Four intervention strategies were tested for their ability to prevent the mechanical transmission of porcine reproductive and respiratory syndrome virus (PRRSV): the use of disposable plastic boots to prevent contamination of personal footwear, the use of boot baths to disinfect PRRSV-contaminated plastic boots, the use of plastic slatted (Polygrate) flooring in the anteroom to prevent PRRSV contamination of incoming personal footwear, and the use of bag-in-a-box shipping methods to prevent PRRSV contamination of the contents of a container destined for a swine farm. Ten PRRSV-positive replicates and 10 PRRSV-negative (sham-inoculated) replicates were used for each strategy. Swabs were collected from selected sites and tested by TaqMan polymerase chain reaction for PRRSV RNA and by swine bioassay to confirm the presence of infectious PRRSV. Results indicated that the use of disposable boots, bleach boot baths or bag-in-a-box shipping methods was highly efficacious in preventing mechanical transmission of PRRSV. In contrast, the use of Polygrate flooring in the anteroom did not prevent contamination of personal footwear. The numbers of PRRSV-positive samples from the Polygrate surface and the soles of incoming footwear placed directly on the Polygrate surface were not significantly different (P = 0.24) from those of footwear that directly contacted the floor of the contaminated anteroom. Although these results are promising, this study should be considered a pilot project and the intervention strategies not considered biosecurity protocols. The model used may or may not represent field conditions. Therefore, the information should be used to develop larger experimental studies, with sufficient statistical power, in combination with field-based epidemiologic studies to better assess the role of mechanical transmission of PRRSV under field conditions.

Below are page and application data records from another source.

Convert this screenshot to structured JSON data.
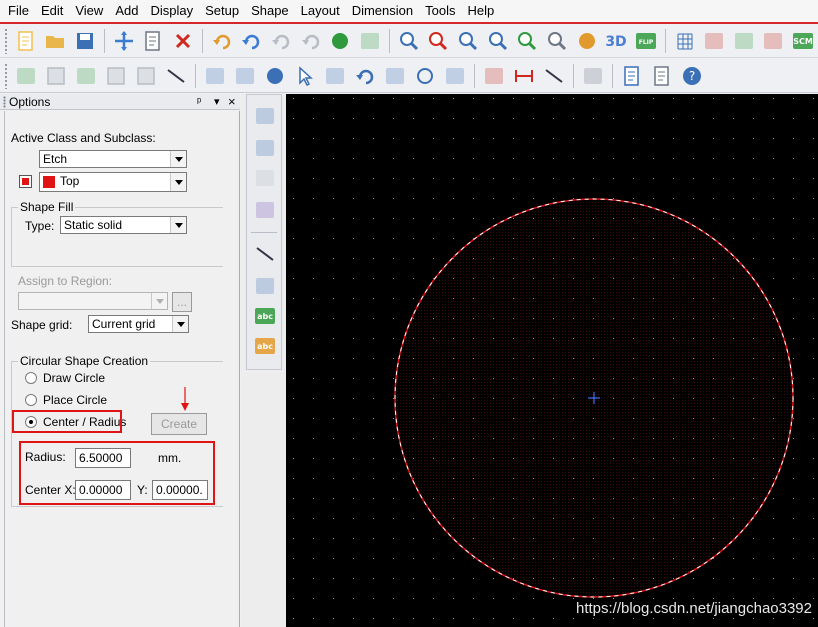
{
  "menu": [
    "File",
    "Edit",
    "View",
    "Add",
    "Display",
    "Setup",
    "Shape",
    "Layout",
    "Dimension",
    "Tools",
    "Help"
  ],
  "toolbar1": [
    {
      "icon": "new-file-icon",
      "color": "#f2c14e"
    },
    {
      "icon": "open-folder-icon",
      "color": "#e8b64a"
    },
    {
      "icon": "save-icon",
      "color": "#3b6fb6"
    },
    {
      "sep": true
    },
    {
      "icon": "move-icon",
      "color": "#3b7bd0"
    },
    {
      "icon": "copy-icon",
      "color": "#6d7785"
    },
    {
      "icon": "delete-icon",
      "color": "#d0281f"
    },
    {
      "sep": true
    },
    {
      "icon": "undo-icon",
      "color": "#e39a2c"
    },
    {
      "icon": "redo-down-icon",
      "color": "#3a7bd5"
    },
    {
      "icon": "redo-icon",
      "color": "#b8bdc5"
    },
    {
      "icon": "redo-down-disabled-icon",
      "color": "#b8bdc5"
    },
    {
      "icon": "green-sphere-icon",
      "color": "#2f9a3c"
    },
    {
      "icon": "pin-icon",
      "color": "#2f9a3c"
    },
    {
      "sep": true
    },
    {
      "icon": "zoom-points-icon",
      "color": "#3b6fb6"
    },
    {
      "icon": "zoom-fit-icon",
      "color": "#d0281f"
    },
    {
      "icon": "zoom-in-icon",
      "color": "#3b6fb6"
    },
    {
      "icon": "zoom-out-icon",
      "color": "#3b6fb6"
    },
    {
      "icon": "zoom-previous-icon",
      "color": "#2f9a3c"
    },
    {
      "icon": "zoom-world-icon",
      "color": "#6d7785"
    },
    {
      "icon": "redraw-icon",
      "color": "#e39a2c"
    },
    {
      "icon": "3d-icon",
      "color": "#4b7fd1",
      "text": "3D"
    },
    {
      "icon": "flip-icon",
      "color": "#2f9a3c",
      "text": "FLIP"
    },
    {
      "sep": true
    },
    {
      "icon": "grid-icon",
      "color": "#3b6fb6"
    },
    {
      "icon": "color-palette-icon",
      "color": "#d0281f"
    },
    {
      "icon": "layers-icon",
      "color": "#2f9a3c"
    },
    {
      "icon": "stackup-icon",
      "color": "#d0281f"
    },
    {
      "icon": "scm-icon",
      "color": "#2f9a3c",
      "text": "SCM"
    }
  ],
  "toolbar2": [
    {
      "icon": "place-green-icon",
      "color": "#2f9a3c"
    },
    {
      "icon": "disabled-box-icon",
      "color": "#b8bdc5"
    },
    {
      "icon": "green-arrow-box-icon",
      "color": "#2f9a3c"
    },
    {
      "icon": "disabled-box-icon",
      "color": "#b8bdc5"
    },
    {
      "icon": "disabled-box-icon",
      "color": "#b8bdc5"
    },
    {
      "icon": "green-outline-box-icon",
      "color": "#2f9a3c"
    },
    {
      "sep": true
    },
    {
      "icon": "shape-corner-icon",
      "color": "#3b6fb6"
    },
    {
      "icon": "rectangle-icon",
      "color": "#3b6fb6"
    },
    {
      "icon": "circle-icon",
      "color": "#3b6fb6"
    },
    {
      "icon": "select-pointer-icon",
      "color": "#3b6fb6"
    },
    {
      "icon": "merge-shapes-icon",
      "color": "#3b6fb6"
    },
    {
      "icon": "rotate-icon",
      "color": "#3b6fb6"
    },
    {
      "icon": "square-void-icon",
      "color": "#3b6fb6"
    },
    {
      "icon": "circle-void-icon",
      "color": "#3b6fb6"
    },
    {
      "icon": "polygon-void-icon",
      "color": "#3b6fb6"
    },
    {
      "sep": true
    },
    {
      "icon": "component-icon",
      "color": "#d0281f"
    },
    {
      "icon": "dimension-red-icon",
      "color": "#d0281f"
    },
    {
      "icon": "dimension-linear-icon",
      "color": "#d0281f"
    },
    {
      "sep": true
    },
    {
      "icon": "camera-icon",
      "color": "#6d7785"
    },
    {
      "sep": true
    },
    {
      "icon": "copy-window-icon",
      "color": "#3b6fb6"
    },
    {
      "icon": "message-icon",
      "color": "#6d7785"
    },
    {
      "icon": "help-icon",
      "color": "#3b6fb6"
    }
  ],
  "vertical_toolbar": [
    {
      "icon": "route-connect-icon",
      "color": "#3b6fb6"
    },
    {
      "icon": "slide-icon",
      "color": "#3b6fb6"
    },
    {
      "icon": "custom-smooth-icon",
      "color": "#b8bdc5"
    },
    {
      "icon": "fanout-icon",
      "color": "#7a55b8"
    },
    {
      "icon": "add-line-icon",
      "color": "#3b6fb6"
    },
    {
      "icon": "add-rect-icon",
      "color": "#3b6fb6"
    },
    {
      "icon": "add-text-icon",
      "color": "#2f9a3c",
      "text": "abc"
    },
    {
      "icon": "edit-text-icon",
      "color": "#e39a2c",
      "text": "abc"
    }
  ],
  "options": {
    "title": "Options",
    "pin": "ᵖ",
    "dropdown": "▾",
    "close": "×",
    "active_class_label": "Active Class and Subclass:",
    "class_value": "Etch",
    "subclass_value": "Top",
    "subclass_color": "#e01414",
    "shape_fill_legend": "Shape Fill",
    "type_label": "Type:",
    "type_value": "Static solid",
    "assign_region_label": "Assign to Region:",
    "assign_region_value": "",
    "browse_button": "...",
    "shape_grid_label": "Shape grid:",
    "shape_grid_value": "Current grid",
    "circular_legend": "Circular Shape Creation",
    "radio_draw": "Draw Circle",
    "radio_place": "Place Circle",
    "radio_center": "Center / Radius",
    "selected_mode": "Center / Radius",
    "create_button": "Create",
    "radius_label": "Radius:",
    "radius_value": "6.50000",
    "radius_unit": "mm.",
    "center_x_label": "Center X:",
    "center_x_value": "0.00000",
    "y_label": "Y:",
    "y_value": "0.00000."
  },
  "canvas": {
    "background": "#000000",
    "circle_outline": "#e01414",
    "circle_dash": "#ffffff",
    "crosshair": "#3a6df0",
    "grid_dot": "#9a9a9a"
  },
  "watermark": "https://blog.csdn.net/jiangchao3392"
}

|Original language||English (US)|
|Number of pages||8|
|Journal||Canadian Journal of Veterinary Research|
|State||Published - Jan 1 2004|